Agency Proposes ‘Do Not Track’ Option for Web Users
The Federal Trade Commission advocated a plan on Wednesday that lets consumers on the Internet choose whether they want information about their browsing habits to be collected, an option known as “do not track.”
The F.T.C.’s proposal, a framework for commercial use of consumer data, would make consumer privacy the default position and would let Web users decide whether Internet sites and advertisers can build profiles of their browsing and buying habits as well as collect other personal information.
The recommendations, in a report released by the commission that solicits public comment over the next two months, are based on the commission’s belief that current practices regarding privacy protection have not kept pace with the rapid growth of technology and new business models.

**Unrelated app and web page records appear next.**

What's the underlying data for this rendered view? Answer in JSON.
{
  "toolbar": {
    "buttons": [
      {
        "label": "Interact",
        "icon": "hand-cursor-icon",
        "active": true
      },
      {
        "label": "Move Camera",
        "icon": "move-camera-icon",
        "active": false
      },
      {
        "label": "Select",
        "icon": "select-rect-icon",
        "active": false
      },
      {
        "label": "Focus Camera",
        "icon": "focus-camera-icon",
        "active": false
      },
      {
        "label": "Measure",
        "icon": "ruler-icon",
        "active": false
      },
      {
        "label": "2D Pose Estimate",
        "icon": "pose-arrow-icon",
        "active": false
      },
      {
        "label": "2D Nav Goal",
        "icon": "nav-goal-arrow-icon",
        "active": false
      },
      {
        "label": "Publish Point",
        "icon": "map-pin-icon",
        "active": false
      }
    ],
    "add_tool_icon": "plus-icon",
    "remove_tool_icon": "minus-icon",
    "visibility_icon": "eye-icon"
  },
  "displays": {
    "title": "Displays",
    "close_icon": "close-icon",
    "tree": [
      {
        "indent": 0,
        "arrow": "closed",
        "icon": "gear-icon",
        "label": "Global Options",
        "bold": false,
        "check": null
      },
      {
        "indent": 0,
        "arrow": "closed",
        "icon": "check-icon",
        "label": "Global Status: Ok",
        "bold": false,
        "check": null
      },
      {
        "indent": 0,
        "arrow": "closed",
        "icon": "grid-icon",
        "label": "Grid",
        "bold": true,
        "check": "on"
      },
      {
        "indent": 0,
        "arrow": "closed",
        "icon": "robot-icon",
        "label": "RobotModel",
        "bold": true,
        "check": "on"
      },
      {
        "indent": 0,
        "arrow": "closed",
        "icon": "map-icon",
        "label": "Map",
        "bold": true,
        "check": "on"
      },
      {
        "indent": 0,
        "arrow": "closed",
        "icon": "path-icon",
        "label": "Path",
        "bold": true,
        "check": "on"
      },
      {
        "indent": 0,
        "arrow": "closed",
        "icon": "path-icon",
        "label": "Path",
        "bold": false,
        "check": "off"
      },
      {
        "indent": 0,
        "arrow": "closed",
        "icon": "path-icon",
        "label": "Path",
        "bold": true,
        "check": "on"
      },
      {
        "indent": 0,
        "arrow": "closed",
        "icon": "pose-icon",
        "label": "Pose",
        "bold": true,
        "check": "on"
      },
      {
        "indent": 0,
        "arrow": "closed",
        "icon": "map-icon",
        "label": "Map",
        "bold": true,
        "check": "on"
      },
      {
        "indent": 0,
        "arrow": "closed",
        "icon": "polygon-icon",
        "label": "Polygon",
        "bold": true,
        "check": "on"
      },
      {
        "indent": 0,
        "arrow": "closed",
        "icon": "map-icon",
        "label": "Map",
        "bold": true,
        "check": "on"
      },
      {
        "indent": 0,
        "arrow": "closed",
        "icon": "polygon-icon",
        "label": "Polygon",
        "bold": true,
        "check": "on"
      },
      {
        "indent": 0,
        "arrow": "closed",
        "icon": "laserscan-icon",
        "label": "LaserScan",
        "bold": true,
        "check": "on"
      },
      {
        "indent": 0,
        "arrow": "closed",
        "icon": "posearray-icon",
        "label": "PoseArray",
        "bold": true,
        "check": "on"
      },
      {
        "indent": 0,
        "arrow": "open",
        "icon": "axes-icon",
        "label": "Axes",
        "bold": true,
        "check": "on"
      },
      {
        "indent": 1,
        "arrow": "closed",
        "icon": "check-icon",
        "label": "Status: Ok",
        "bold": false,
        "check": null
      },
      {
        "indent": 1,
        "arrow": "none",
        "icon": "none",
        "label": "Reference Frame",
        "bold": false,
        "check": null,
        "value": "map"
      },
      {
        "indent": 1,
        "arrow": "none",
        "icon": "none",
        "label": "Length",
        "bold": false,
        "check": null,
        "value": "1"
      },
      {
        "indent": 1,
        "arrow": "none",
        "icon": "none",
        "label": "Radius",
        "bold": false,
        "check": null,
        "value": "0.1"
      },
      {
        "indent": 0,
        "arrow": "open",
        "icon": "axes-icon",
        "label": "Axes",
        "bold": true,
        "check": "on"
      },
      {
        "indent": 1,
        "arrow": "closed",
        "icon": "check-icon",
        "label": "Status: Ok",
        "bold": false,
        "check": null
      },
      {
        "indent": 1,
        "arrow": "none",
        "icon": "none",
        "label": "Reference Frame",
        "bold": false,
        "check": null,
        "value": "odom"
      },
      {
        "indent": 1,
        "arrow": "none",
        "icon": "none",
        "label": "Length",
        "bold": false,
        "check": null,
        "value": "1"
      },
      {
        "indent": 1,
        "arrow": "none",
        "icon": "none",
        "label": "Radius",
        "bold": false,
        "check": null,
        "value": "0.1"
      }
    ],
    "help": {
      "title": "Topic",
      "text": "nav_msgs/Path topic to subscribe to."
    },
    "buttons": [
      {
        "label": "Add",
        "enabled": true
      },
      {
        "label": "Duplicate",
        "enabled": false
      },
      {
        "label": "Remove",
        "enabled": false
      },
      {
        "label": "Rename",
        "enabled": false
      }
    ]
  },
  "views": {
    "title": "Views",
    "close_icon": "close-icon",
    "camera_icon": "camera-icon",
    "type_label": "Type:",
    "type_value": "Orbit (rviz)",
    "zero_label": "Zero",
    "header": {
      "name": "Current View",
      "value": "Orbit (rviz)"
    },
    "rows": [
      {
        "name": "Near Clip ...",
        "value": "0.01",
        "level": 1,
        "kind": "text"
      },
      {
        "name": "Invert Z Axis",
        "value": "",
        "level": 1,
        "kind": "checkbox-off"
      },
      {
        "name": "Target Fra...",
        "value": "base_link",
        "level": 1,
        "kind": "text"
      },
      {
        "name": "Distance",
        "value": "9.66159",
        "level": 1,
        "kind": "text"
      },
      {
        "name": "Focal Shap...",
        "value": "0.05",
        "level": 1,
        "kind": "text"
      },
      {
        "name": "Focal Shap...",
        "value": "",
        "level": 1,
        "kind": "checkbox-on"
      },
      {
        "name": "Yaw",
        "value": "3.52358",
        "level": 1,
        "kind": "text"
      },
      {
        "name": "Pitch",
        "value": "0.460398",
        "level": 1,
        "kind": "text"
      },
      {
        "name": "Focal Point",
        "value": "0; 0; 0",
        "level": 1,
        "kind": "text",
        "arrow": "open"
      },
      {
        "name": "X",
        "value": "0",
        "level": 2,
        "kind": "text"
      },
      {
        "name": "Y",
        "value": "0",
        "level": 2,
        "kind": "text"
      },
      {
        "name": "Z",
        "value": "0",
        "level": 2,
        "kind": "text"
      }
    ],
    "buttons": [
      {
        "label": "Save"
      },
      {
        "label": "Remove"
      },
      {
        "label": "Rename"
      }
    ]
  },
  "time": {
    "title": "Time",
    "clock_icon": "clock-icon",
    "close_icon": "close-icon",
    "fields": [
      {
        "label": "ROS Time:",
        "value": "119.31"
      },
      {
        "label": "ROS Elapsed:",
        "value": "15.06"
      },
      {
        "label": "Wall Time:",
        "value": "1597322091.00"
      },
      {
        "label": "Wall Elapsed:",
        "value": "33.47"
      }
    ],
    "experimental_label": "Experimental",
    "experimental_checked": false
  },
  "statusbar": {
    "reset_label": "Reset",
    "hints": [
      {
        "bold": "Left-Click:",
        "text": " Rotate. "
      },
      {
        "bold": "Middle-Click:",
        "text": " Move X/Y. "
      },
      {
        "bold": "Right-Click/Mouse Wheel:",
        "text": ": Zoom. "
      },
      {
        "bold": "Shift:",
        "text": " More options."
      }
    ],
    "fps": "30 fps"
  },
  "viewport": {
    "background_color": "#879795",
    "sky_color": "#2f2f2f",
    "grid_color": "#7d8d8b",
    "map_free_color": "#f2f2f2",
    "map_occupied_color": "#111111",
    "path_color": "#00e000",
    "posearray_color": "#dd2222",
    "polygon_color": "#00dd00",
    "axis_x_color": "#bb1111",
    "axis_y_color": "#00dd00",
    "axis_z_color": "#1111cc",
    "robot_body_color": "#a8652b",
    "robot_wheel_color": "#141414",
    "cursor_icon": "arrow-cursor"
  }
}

Industry self-regulation, the preferred model among advertising companies and many online retailers, has “failed to provide adequate and meaningful protection” for consumers, the report said.
Now, the trade commission hopes to adopt an approach that it calls “privacy by design,” where companies are required to build privacy protections into their everyday business practices. That approach would include retaining data on consumer preferences and online browsing activity only as long as needed and deleting data on a regular basis.
The report also recommends that companies adopt simpler, more transparent and streamlined ways of presenting consumers with their options rather than the “long, incomprehensible privacy policies that consumer typically do not read, let alone understand.” And the report recommends that data brokers give consumers “reasonable access” to whatever data they have collected.
While the report is critical of many current industry practices, the commission will probably need the help of Congress to enact some of its recommendations.
“I do not think that under the F.T.C.’s existing authority we could mandate unilaterally a system of ‘do not track,’ ” David Vladek, the director of the commission’s bureau of consumer protection, said Wednesday at a conference sponsored by Consumer Watchdog, a nonprofit group.
“There are ways we could coax, cajole and charm industry in that direction,” Mr. Vladek said. But, he added, “If the decision was made by Congress that ‘do not track’ should be put in place immediately, it would take an act of Congress.”
There is support in Congress for doing so, however, and the House Subcommittee on Commerce, Trade and Consumer Protectionwill take up the matter at a hearing Thursday that will examine the feasibility of creating a simple and universal method of opting-out of being tracked online.
Christopher Soghoian, a privacy and security researcher, said at the Consumer Watchdog conference that most consumers do not have privacy software and that the use of privacy options in most Internet browsers “doesn’t do much.”
Because many of the companies that make Web browsers are also supported by advertising networks, “the design decisions are motivated by a desire not to hurt their advertising divisions,” Mr. Soghoian said.
“The situation right now is laughable,” he added. “There certainly isn’t a single one-stop shop.”
Edward Wyatt reported from Washington and Tanzina Vega from New York.